● How to complete this task: Work out how many lines in the records include the word "字典管理", then answer with nothing but that number.

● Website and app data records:
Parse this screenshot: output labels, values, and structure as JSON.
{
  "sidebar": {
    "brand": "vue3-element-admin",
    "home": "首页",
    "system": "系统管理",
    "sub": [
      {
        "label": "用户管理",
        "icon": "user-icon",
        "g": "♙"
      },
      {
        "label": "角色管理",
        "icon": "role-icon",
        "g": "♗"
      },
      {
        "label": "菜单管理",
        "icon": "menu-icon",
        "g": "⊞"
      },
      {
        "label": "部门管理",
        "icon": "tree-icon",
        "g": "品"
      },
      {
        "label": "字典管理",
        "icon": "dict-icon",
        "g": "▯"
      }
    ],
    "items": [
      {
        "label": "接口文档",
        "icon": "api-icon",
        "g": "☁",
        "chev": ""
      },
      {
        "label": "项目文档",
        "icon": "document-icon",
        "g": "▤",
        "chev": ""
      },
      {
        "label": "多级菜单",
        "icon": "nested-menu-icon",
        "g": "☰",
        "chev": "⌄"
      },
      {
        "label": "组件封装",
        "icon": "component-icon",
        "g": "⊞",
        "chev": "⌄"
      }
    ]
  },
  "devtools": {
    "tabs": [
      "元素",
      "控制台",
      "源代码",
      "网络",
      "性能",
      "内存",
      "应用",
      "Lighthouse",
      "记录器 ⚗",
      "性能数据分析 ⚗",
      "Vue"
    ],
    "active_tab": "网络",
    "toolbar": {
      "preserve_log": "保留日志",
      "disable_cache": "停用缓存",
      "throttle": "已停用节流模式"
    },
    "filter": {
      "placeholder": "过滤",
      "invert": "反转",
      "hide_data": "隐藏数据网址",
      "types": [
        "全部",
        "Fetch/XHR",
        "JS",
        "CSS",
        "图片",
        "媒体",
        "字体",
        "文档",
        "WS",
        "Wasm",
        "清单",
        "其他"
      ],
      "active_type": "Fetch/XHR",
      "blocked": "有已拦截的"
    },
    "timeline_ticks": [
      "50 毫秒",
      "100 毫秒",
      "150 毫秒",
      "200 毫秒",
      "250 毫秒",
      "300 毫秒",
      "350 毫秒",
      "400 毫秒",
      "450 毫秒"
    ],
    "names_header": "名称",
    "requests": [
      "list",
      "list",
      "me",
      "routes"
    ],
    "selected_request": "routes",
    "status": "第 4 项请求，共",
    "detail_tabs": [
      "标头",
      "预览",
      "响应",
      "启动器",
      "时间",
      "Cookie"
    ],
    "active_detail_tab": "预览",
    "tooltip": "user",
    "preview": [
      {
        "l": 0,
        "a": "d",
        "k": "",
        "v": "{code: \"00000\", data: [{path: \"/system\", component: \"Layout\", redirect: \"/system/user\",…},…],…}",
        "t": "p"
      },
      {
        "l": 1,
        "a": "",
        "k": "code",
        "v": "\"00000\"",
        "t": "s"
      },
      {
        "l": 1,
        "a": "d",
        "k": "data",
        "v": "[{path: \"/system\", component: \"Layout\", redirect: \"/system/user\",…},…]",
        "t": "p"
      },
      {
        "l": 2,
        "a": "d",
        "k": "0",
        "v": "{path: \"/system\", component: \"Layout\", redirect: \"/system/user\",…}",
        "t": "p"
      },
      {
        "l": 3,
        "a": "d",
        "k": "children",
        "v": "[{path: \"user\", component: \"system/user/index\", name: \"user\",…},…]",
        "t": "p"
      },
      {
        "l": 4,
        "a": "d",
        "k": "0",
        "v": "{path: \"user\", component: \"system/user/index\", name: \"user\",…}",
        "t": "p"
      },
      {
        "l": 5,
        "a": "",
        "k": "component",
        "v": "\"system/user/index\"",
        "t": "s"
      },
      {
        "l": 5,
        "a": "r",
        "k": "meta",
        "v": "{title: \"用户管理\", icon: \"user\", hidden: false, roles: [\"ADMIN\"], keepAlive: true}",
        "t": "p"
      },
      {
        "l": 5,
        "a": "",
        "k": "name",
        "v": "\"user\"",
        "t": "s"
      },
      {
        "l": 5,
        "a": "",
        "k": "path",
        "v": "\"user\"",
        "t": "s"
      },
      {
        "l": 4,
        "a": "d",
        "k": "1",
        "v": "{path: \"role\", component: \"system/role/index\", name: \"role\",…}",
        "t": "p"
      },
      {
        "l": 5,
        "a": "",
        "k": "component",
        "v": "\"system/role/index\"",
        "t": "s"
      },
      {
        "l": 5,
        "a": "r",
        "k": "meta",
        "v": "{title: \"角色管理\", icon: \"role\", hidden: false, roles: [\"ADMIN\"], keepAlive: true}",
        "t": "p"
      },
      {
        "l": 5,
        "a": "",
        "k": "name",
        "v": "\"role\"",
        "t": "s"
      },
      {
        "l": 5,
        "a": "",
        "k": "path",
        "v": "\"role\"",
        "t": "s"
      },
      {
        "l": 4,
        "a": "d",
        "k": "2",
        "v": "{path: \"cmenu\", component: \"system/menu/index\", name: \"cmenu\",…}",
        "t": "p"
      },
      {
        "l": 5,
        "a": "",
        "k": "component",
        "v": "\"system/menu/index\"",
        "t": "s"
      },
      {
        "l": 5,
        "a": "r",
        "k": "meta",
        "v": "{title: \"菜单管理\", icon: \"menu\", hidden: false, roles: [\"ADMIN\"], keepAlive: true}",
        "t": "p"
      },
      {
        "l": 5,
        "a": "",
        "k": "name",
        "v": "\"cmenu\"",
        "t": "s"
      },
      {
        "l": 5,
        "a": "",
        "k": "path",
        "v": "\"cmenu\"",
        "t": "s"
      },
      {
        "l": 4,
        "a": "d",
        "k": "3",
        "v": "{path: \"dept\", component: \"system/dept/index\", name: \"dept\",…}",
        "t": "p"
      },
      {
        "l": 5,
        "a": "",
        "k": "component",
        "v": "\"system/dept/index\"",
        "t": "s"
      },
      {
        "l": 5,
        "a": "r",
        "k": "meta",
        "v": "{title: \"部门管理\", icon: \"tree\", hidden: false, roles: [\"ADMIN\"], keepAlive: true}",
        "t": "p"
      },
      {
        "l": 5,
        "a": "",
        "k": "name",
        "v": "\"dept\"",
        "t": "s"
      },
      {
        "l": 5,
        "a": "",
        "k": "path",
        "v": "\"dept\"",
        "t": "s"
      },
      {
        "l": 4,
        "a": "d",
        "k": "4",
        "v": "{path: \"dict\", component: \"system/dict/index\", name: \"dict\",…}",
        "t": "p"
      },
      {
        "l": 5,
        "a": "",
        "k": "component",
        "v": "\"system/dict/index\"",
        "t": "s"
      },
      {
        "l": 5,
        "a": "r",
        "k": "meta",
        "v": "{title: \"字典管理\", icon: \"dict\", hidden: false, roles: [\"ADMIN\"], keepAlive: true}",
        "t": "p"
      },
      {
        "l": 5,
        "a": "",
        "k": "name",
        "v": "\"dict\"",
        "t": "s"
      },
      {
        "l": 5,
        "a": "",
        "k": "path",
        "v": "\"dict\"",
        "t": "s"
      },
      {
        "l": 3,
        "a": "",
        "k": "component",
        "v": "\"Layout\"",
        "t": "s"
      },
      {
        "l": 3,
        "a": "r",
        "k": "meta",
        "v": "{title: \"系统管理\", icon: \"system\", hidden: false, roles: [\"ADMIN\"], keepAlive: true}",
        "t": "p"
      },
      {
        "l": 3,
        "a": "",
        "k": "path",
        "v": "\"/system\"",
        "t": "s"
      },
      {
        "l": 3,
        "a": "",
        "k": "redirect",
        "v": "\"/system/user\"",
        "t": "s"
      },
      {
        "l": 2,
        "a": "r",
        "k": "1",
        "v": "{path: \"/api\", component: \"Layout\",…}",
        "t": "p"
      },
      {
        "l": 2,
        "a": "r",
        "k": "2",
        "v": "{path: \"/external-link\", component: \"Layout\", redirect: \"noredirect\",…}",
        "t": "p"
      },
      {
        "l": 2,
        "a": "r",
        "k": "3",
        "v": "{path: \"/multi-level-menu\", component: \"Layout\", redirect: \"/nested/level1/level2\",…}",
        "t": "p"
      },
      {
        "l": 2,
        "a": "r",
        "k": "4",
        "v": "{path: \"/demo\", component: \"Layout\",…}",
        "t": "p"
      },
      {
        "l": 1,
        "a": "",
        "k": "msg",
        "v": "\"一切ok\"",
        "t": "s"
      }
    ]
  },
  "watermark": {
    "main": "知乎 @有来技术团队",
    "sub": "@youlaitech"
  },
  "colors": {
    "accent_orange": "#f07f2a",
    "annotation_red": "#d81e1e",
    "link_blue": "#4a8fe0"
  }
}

● Answer to this task: 2